_TASK DESCRIPTION_. Please print every record below exactly as written, leaving out the pictures.

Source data
[Start of section]

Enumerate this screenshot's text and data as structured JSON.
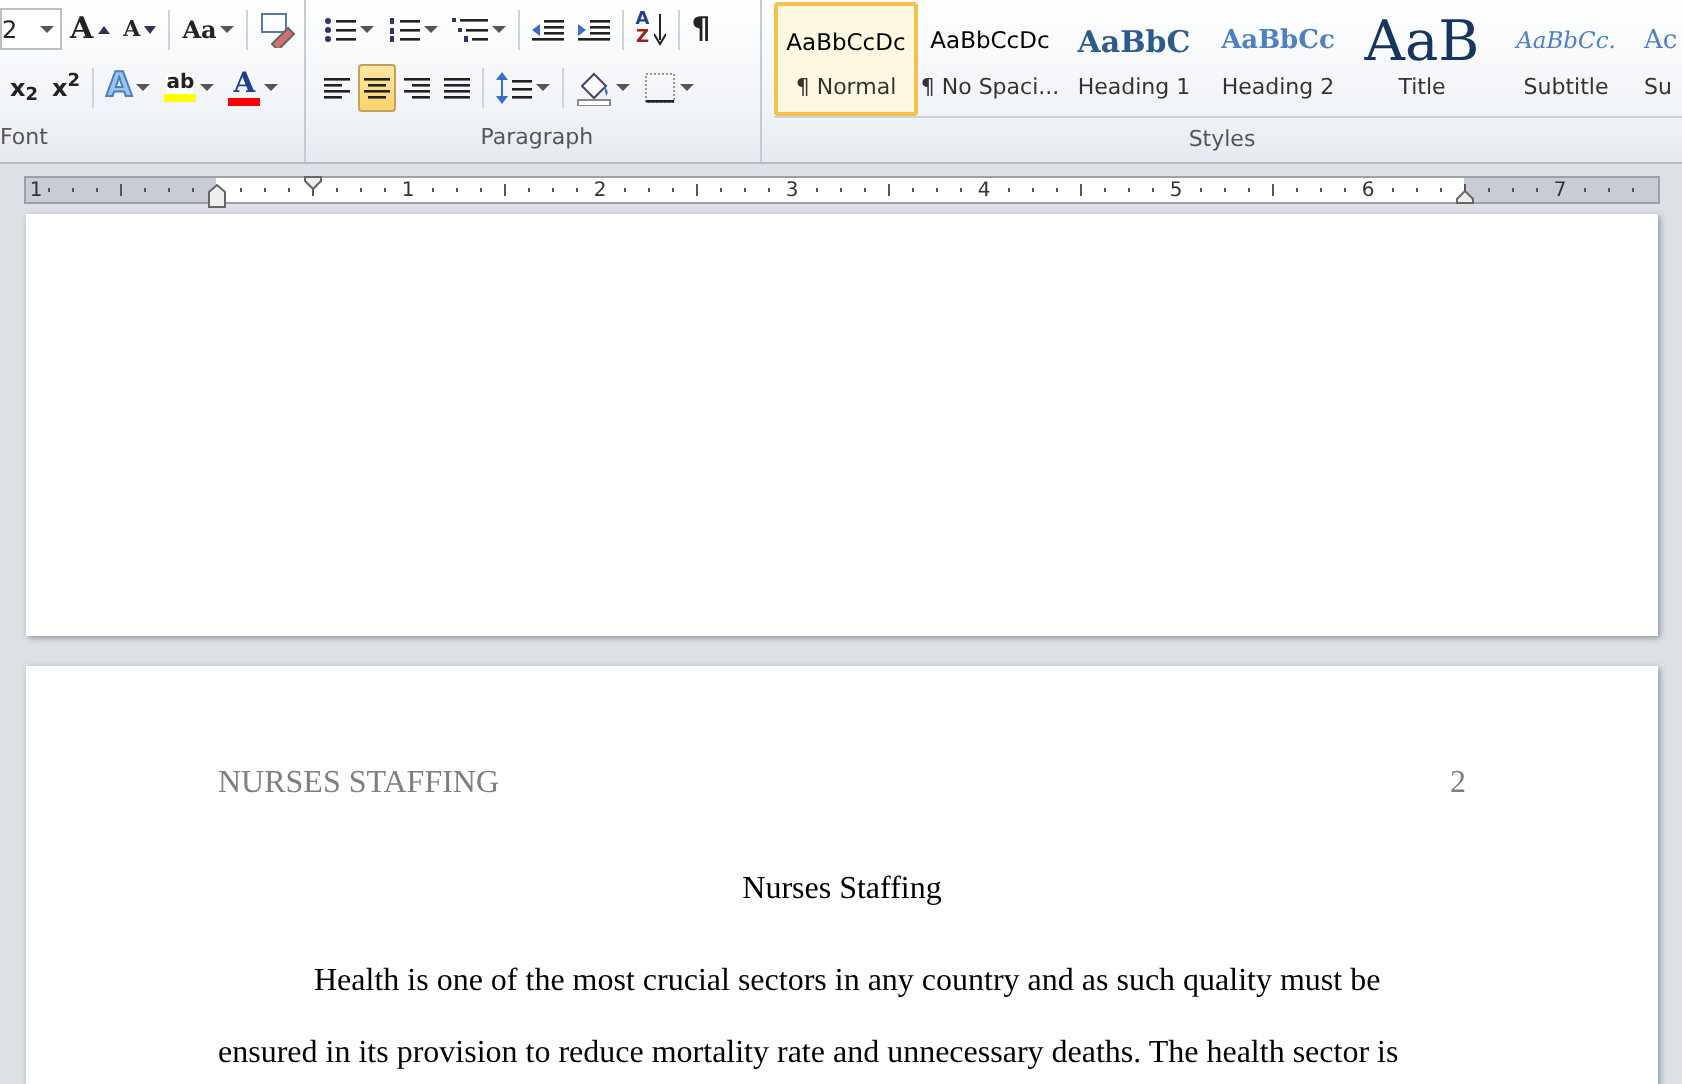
{
  "ribbon": {
    "font": {
      "label": "Font",
      "size": "2",
      "grow": "A",
      "shrink": "A",
      "change_case": "Aa",
      "subscript": "x$_{2}$",
      "superscript": "x$^{2}$",
      "text_effects": "A",
      "highlight": "ab",
      "font_color": "A"
    },
    "paragraph": {
      "label": "Paragraph",
      "sort_top": "A",
      "sort_bottom": "Z",
      "show_marks": "¶",
      "alignments": [
        {
          "selected": false
        },
        {
          "selected": true
        },
        {
          "selected": false
        },
        {
          "selected": false
        }
      ]
    },
    "styles": {
      "label": "Styles",
      "items": [
        {
          "kind": "normal",
          "preview": "AaBbCcDc",
          "name": "¶ Normal",
          "selected": true
        },
        {
          "kind": "normal",
          "preview": "AaBbCcDc",
          "name": "¶ No Spaci...",
          "selected": false
        },
        {
          "kind": "heading1",
          "preview": "AaBbC",
          "name": "Heading 1",
          "selected": false
        },
        {
          "kind": "heading2",
          "preview": "AaBbCc",
          "name": "Heading 2",
          "selected": false
        },
        {
          "kind": "title",
          "preview": "AaB",
          "name": "Title",
          "selected": false
        },
        {
          "kind": "subtitle",
          "preview": "AaBbCc.",
          "name": "Subtitle",
          "selected": false
        },
        {
          "kind": "cut",
          "preview": "Ac",
          "name": "Su",
          "selected": false
        }
      ]
    }
  },
  "ruler": {
    "numbers": [
      "1",
      "1",
      "2",
      "3",
      "4",
      "5",
      "6",
      "7"
    ]
  },
  "pages": [
    {
      "kind": "blank"
    },
    {
      "kind": "text",
      "header": "NURSES STAFFING",
      "page_number": "2",
      "title": "Nurses Staffing",
      "lines": [
        "Health is one of the most crucial sectors in any country and as such quality must be",
        "ensured in its provision to reduce mortality rate and unnecessary deaths. The health sector is"
      ]
    }
  ]
}
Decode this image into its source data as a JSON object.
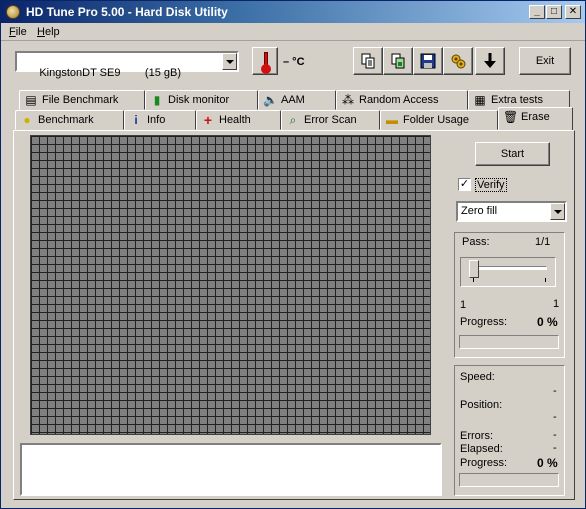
{
  "window": {
    "title": "HD Tune Pro 5.00 - Hard Disk Utility"
  },
  "menu": [
    {
      "accel": "F",
      "rest": "ile"
    },
    {
      "accel": "H",
      "rest": "elp"
    }
  ],
  "toolbar": {
    "drive": "KingstonDT SE9        (15 gB)",
    "temperature": "– °C",
    "exit_label": "Exit",
    "icons": [
      "copy-text-icon",
      "copy-screenshot-icon",
      "save-icon",
      "options-icon",
      "download-icon"
    ]
  },
  "tabs_top": [
    {
      "label": "File Benchmark",
      "icon": "file-benchmark-icon"
    },
    {
      "label": "Disk monitor",
      "icon": "disk-monitor-icon"
    },
    {
      "label": "AAM",
      "icon": "speaker-icon"
    },
    {
      "label": "Random Access",
      "icon": "random-access-icon"
    },
    {
      "label": "Extra tests",
      "icon": "extra-tests-icon"
    }
  ],
  "tabs_bottom": [
    {
      "label": "Benchmark",
      "icon": "lightbulb-icon"
    },
    {
      "label": "Info",
      "icon": "info-icon"
    },
    {
      "label": "Health",
      "icon": "health-cross-icon"
    },
    {
      "label": "Error Scan",
      "icon": "magnifier-icon"
    },
    {
      "label": "Folder Usage",
      "icon": "folder-icon"
    },
    {
      "label": "Erase",
      "icon": "trash-icon",
      "active": true
    }
  ],
  "erase": {
    "start_label": "Start",
    "verify_label": "Verify",
    "verify_checked": true,
    "method": "Zero fill",
    "pass": {
      "label": "Pass:",
      "value": "1/1",
      "min": "1",
      "max": "1",
      "progress_label": "Progress:",
      "progress_value": "0 %",
      "progress_fraction": 0
    },
    "stats": {
      "speed_label": "Speed:",
      "speed_value": "-",
      "position_label": "Position:",
      "position_value": "-",
      "errors_label": "Errors:",
      "errors_value": "-",
      "elapsed_label": "Elapsed:",
      "elapsed_value": "-",
      "progress_label": "Progress:",
      "progress_value": "0 %",
      "progress_fraction": 0
    }
  },
  "colors": {
    "title_active": "#0a246a",
    "face": "#d4d0c8",
    "block_grid": "#808080"
  }
}
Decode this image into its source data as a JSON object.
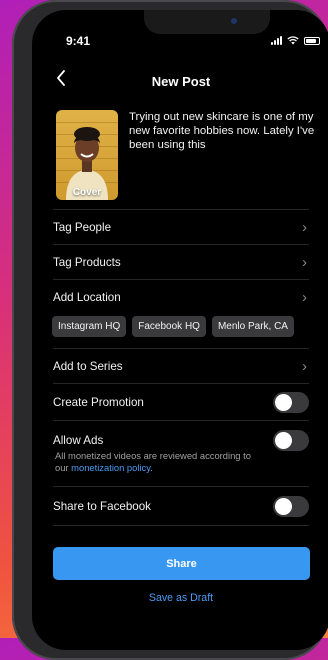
{
  "status_bar": {
    "time": "9:41"
  },
  "nav": {
    "title": "New Post"
  },
  "post": {
    "cover_label": "Cover",
    "caption": "Trying out new skincare is one of my new favorite hobbies now. Lately I've been using this"
  },
  "rows": {
    "tag_people": "Tag People",
    "tag_products": "Tag Products",
    "add_location": "Add Location",
    "add_to_series": "Add to Series",
    "create_promotion": "Create Promotion",
    "allow_ads": "Allow Ads",
    "share_to_facebook": "Share to Facebook"
  },
  "location_suggestions": [
    "Instagram HQ",
    "Facebook HQ",
    "Menlo Park, CA"
  ],
  "allow_ads_note": {
    "text": "All monetized videos are reviewed according to our",
    "link": "monetization policy",
    "suffix": "."
  },
  "toggles": {
    "create_promotion": false,
    "allow_ads": false,
    "share_to_facebook": false
  },
  "actions": {
    "share": "Share",
    "save_draft": "Save as Draft"
  },
  "colors": {
    "accent": "#3897f0",
    "link": "#4a9cf5",
    "background": "#000000"
  },
  "icons": {
    "back": "chevron-left-icon",
    "row_arrow": "chevron-right-icon"
  }
}
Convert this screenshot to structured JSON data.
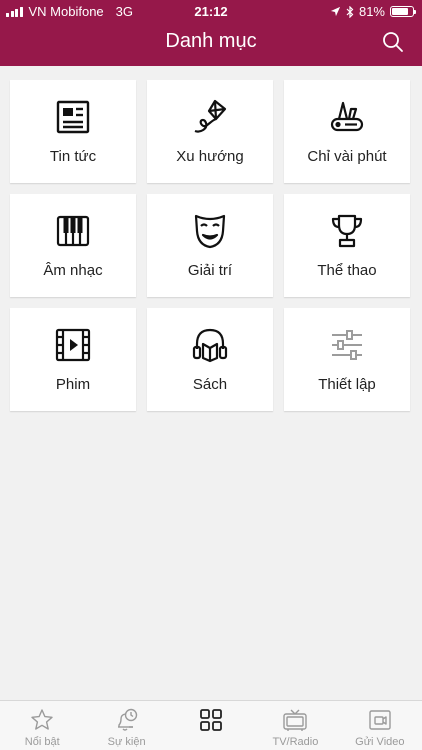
{
  "status": {
    "carrier": "VN Mobifone",
    "network": "3G",
    "time": "21:12",
    "battery": "81%",
    "battery_level": 0.81
  },
  "header": {
    "title": "Danh mục",
    "bg_color": "#96184a"
  },
  "categories": [
    {
      "label": "Tin tức",
      "icon": "news-icon"
    },
    {
      "label": "Xu hướng",
      "icon": "kite-icon"
    },
    {
      "label": "Chỉ vài phút",
      "icon": "pocket-knife-icon"
    },
    {
      "label": "Âm nhạc",
      "icon": "piano-icon"
    },
    {
      "label": "Giải trí",
      "icon": "mask-icon"
    },
    {
      "label": "Thể thao",
      "icon": "trophy-icon"
    },
    {
      "label": "Phim",
      "icon": "film-icon"
    },
    {
      "label": "Sách",
      "icon": "audiobook-icon"
    },
    {
      "label": "Thiết lập",
      "icon": "sliders-icon"
    }
  ],
  "tabs": [
    {
      "label": "Nổi bật",
      "icon": "star-icon",
      "active": false
    },
    {
      "label": "Sự kiện",
      "icon": "bell-clock-icon",
      "active": false
    },
    {
      "label": "",
      "icon": "grid-icon",
      "active": true
    },
    {
      "label": "TV/Radio",
      "icon": "tv-icon",
      "active": false
    },
    {
      "label": "Gửi Video",
      "icon": "send-video-icon",
      "active": false
    }
  ]
}
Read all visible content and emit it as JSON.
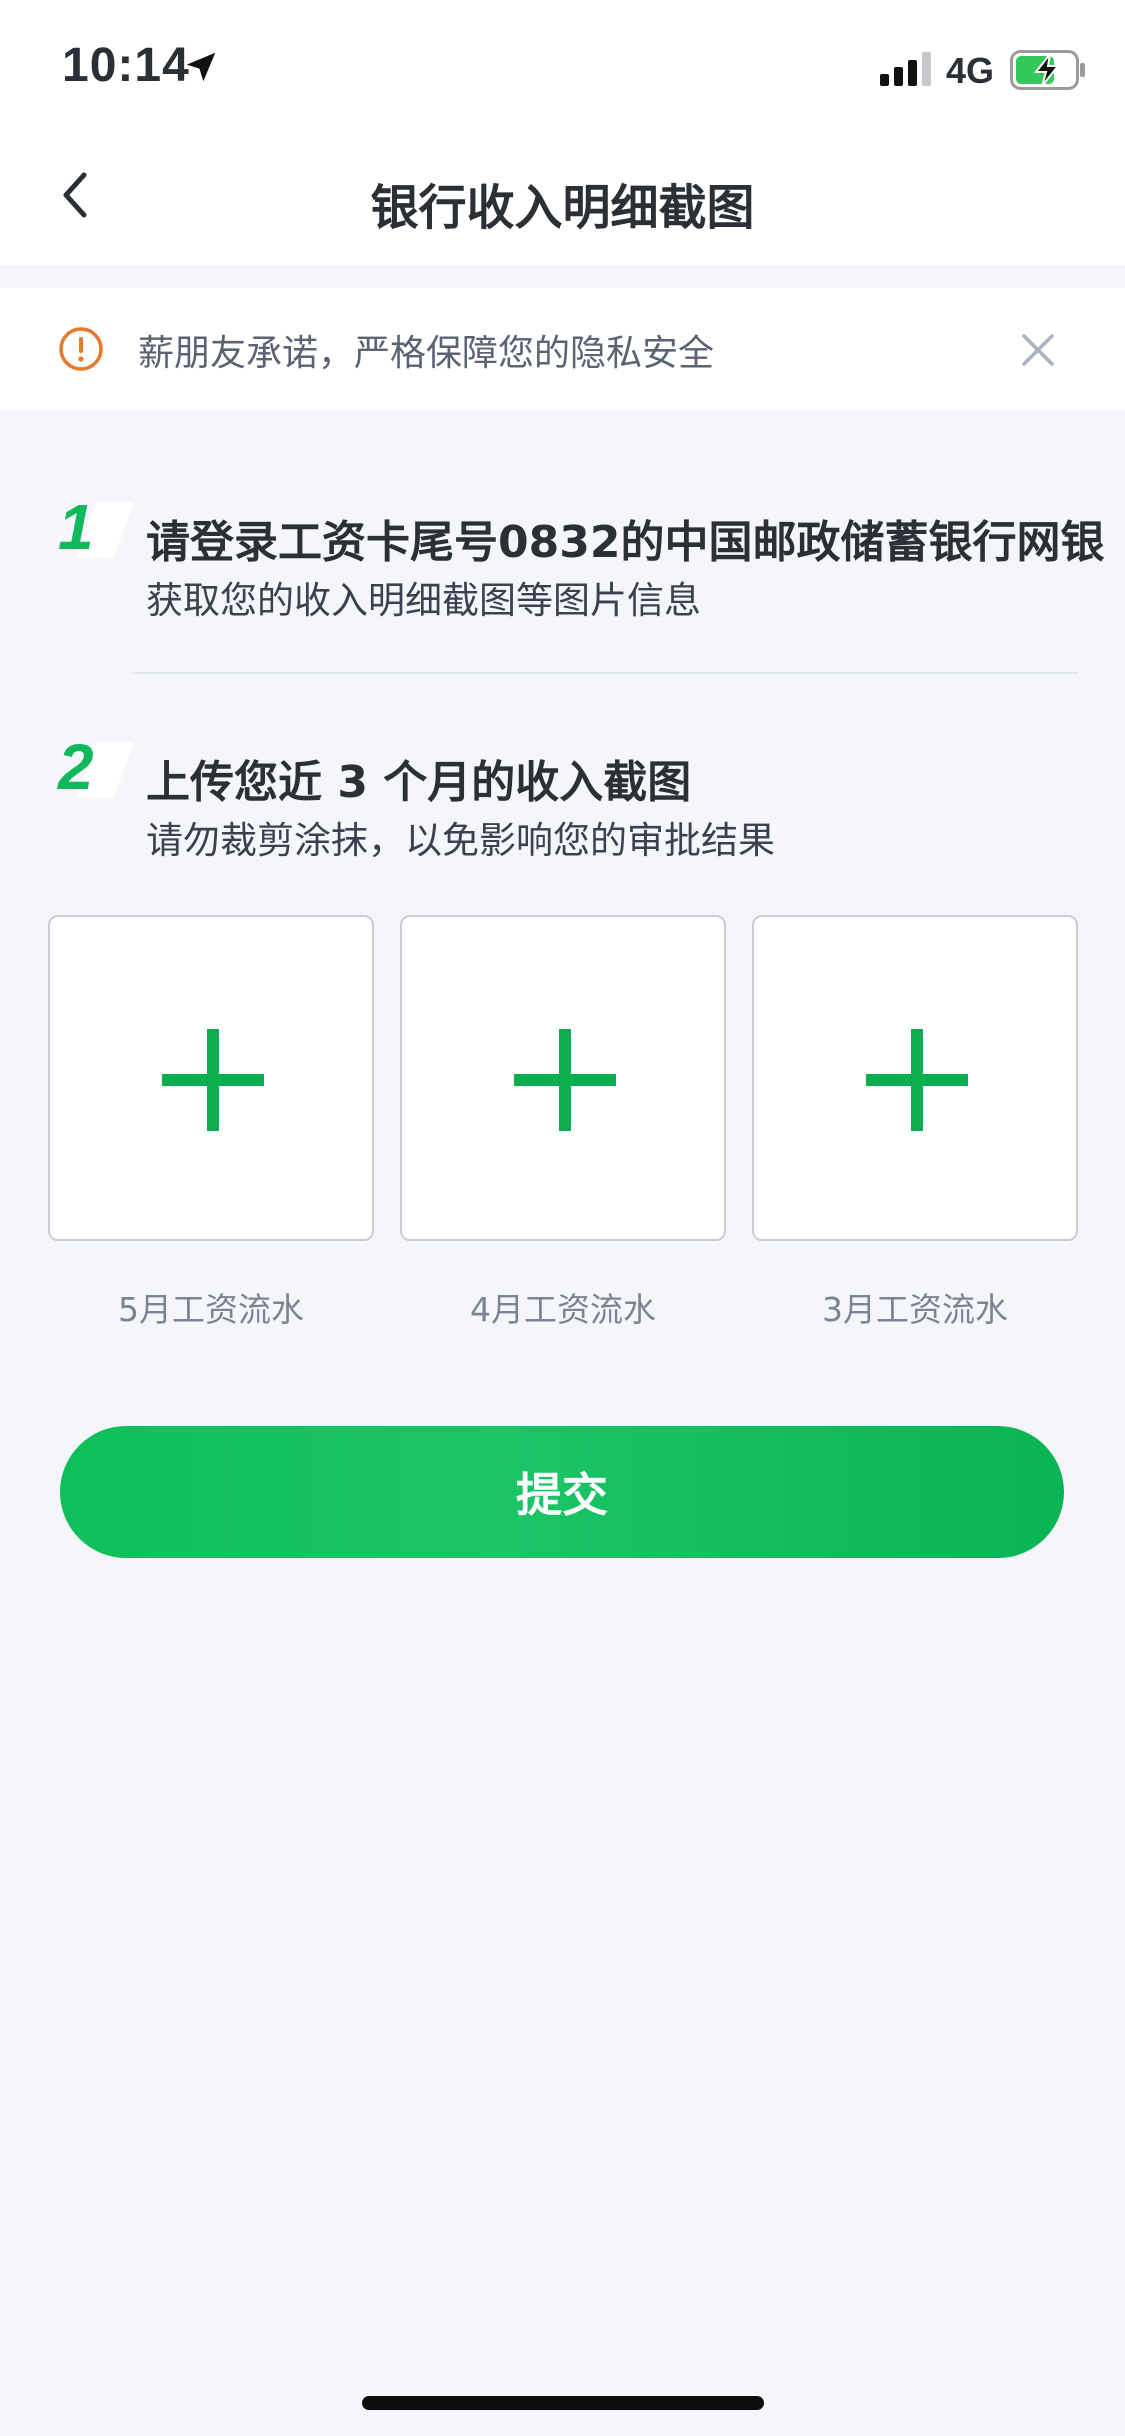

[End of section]

_COMPLETED EXERCISE_.
Enumerate this screenshot's text and data as structured JSON.
{
  "ribbon": {
    "font": {
      "label": "Font",
      "size": "2",
      "grow": "A",
      "shrink": "A",
      "change_case": "Aa",
      "subscript": "x$_{2}$",
      "superscript": "x$^{2}$",
      "text_effects": "A",
      "highlight": "ab",
      "font_color": "A"
    },
    "paragraph": {
      "label": "Paragraph",
      "sort_top": "A",
      "sort_bottom": "Z",
      "show_marks": "¶",
      "alignments": [
        {
          "selected": false
        },
        {
          "selected": true
        },
        {
          "selected": false
        },
        {
          "selected": false
        }
      ]
    },
    "styles": {
      "label": "Styles",
      "items": [
        {
          "kind": "normal",
          "preview": "AaBbCcDc",
          "name": "¶ Normal",
          "selected": true
        },
        {
          "kind": "normal",
          "preview": "AaBbCcDc",
          "name": "¶ No Spaci...",
          "selected": false
        },
        {
          "kind": "heading1",
          "preview": "AaBbC",
          "name": "Heading 1",
          "selected": false
        },
        {
          "kind": "heading2",
          "preview": "AaBbCc",
          "name": "Heading 2",
          "selected": false
        },
        {
          "kind": "title",
          "preview": "AaB",
          "name": "Title",
          "selected": false
        },
        {
          "kind": "subtitle",
          "preview": "AaBbCc.",
          "name": "Subtitle",
          "selected": false
        },
        {
          "kind": "cut",
          "preview": "Ac",
          "name": "Su",
          "selected": false
        }
      ]
    }
  },
  "ruler": {
    "numbers": [
      "1",
      "1",
      "2",
      "3",
      "4",
      "5",
      "6",
      "7"
    ]
  },
  "pages": [
    {
      "kind": "blank"
    },
    {
      "kind": "text",
      "header": "NURSES STAFFING",
      "page_number": "2",
      "title": "Nurses Staffing",
      "lines": [
        "Health is one of the most crucial sectors in any country and as such quality must be",
        "ensured in its provision to reduce mortality rate and unnecessary deaths. The health sector is"
      ]
    }
  ]
}
Decode this image into its source data as a JSON object.
{
  "window": {
    "title": "HD Tune Pro 5.00 - Hard Disk Utility"
  },
  "menu": [
    {
      "accel": "F",
      "rest": "ile"
    },
    {
      "accel": "H",
      "rest": "elp"
    }
  ],
  "toolbar": {
    "drive": "KingstonDT SE9        (15 gB)",
    "temperature": "– °C",
    "exit_label": "Exit",
    "icons": [
      "copy-text-icon",
      "copy-screenshot-icon",
      "save-icon",
      "options-icon",
      "download-icon"
    ]
  },
  "tabs_top": [
    {
      "label": "File Benchmark",
      "icon": "file-benchmark-icon"
    },
    {
      "label": "Disk monitor",
      "icon": "disk-monitor-icon"
    },
    {
      "label": "AAM",
      "icon": "speaker-icon"
    },
    {
      "label": "Random Access",
      "icon": "random-access-icon"
    },
    {
      "label": "Extra tests",
      "icon": "extra-tests-icon"
    }
  ],
  "tabs_bottom": [
    {
      "label": "Benchmark",
      "icon": "lightbulb-icon"
    },
    {
      "label": "Info",
      "icon": "info-icon"
    },
    {
      "label": "Health",
      "icon": "health-cross-icon"
    },
    {
      "label": "Error Scan",
      "icon": "magnifier-icon"
    },
    {
      "label": "Folder Usage",
      "icon": "folder-icon"
    },
    {
      "label": "Erase",
      "icon": "trash-icon",
      "active": true
    }
  ],
  "erase": {
    "start_label": "Start",
    "verify_label": "Verify",
    "verify_checked": true,
    "method": "Zero fill",
    "pass": {
      "label": "Pass:",
      "value": "1/1",
      "min": "1",
      "max": "1",
      "progress_label": "Progress:",
      "progress_value": "0 %",
      "progress_fraction": 0
    },
    "stats": {
      "speed_label": "Speed:",
      "speed_value": "-",
      "position_label": "Position:",
      "position_value": "-",
      "errors_label": "Errors:",
      "errors_value": "-",
      "elapsed_label": "Elapsed:",
      "elapsed_value": "-",
      "progress_label": "Progress:",
      "progress_value": "0 %",
      "progress_fraction": 0
    }
  },
  "colors": {
    "title_active": "#0a246a",
    "face": "#d4d0c8",
    "block_grid": "#808080"
  }
}
Decode this image into its source data as a JSON object.
{
  "status_bar": {
    "time": "9:41"
  },
  "nav": {
    "title": "New Post"
  },
  "post": {
    "cover_label": "Cover",
    "caption": "Trying out new skincare is one of my new favorite hobbies now. Lately I've been using this"
  },
  "rows": {
    "tag_people": "Tag People",
    "tag_products": "Tag Products",
    "add_location": "Add Location",
    "add_to_series": "Add to Series",
    "create_promotion": "Create Promotion",
    "allow_ads": "Allow Ads",
    "share_to_facebook": "Share to Facebook"
  },
  "location_suggestions": [
    "Instagram HQ",
    "Facebook HQ",
    "Menlo Park, CA"
  ],
  "allow_ads_note": {
    "text": "All monetized videos are reviewed according to our",
    "link": "monetization policy",
    "suffix": "."
  },
  "toggles": {
    "create_promotion": false,
    "allow_ads": false,
    "share_to_facebook": false
  },
  "actions": {
    "share": "Share",
    "save_draft": "Save as Draft"
  },
  "colors": {
    "accent": "#3897f0",
    "link": "#4a9cf5",
    "background": "#000000"
  },
  "icons": {
    "back": "chevron-left-icon",
    "row_arrow": "chevron-right-icon"
  }
}
Convert this screenshot to structured JSON data.
{
  "status": {
    "carrier": "VN Mobifone",
    "network": "3G",
    "time": "21:12",
    "battery": "81%",
    "battery_level": 0.81
  },
  "header": {
    "title": "Danh mục",
    "bg_color": "#96184a"
  },
  "categories": [
    {
      "label": "Tin tức",
      "icon": "news-icon"
    },
    {
      "label": "Xu hướng",
      "icon": "kite-icon"
    },
    {
      "label": "Chỉ vài phút",
      "icon": "pocket-knife-icon"
    },
    {
      "label": "Âm nhạc",
      "icon": "piano-icon"
    },
    {
      "label": "Giải trí",
      "icon": "mask-icon"
    },
    {
      "label": "Thể thao",
      "icon": "trophy-icon"
    },
    {
      "label": "Phim",
      "icon": "film-icon"
    },
    {
      "label": "Sách",
      "icon": "audiobook-icon"
    },
    {
      "label": "Thiết lập",
      "icon": "sliders-icon"
    }
  ],
  "tabs": [
    {
      "label": "Nổi bật",
      "icon": "star-icon",
      "active": false
    },
    {
      "label": "Sự kiện",
      "icon": "bell-clock-icon",
      "active": false
    },
    {
      "label": "",
      "icon": "grid-icon",
      "active": true
    },
    {
      "label": "TV/Radio",
      "icon": "tv-icon",
      "active": false
    },
    {
      "label": "Gửi Video",
      "icon": "send-video-icon",
      "active": false
    }
  ]
}
Read all visible content and emit it as JSON.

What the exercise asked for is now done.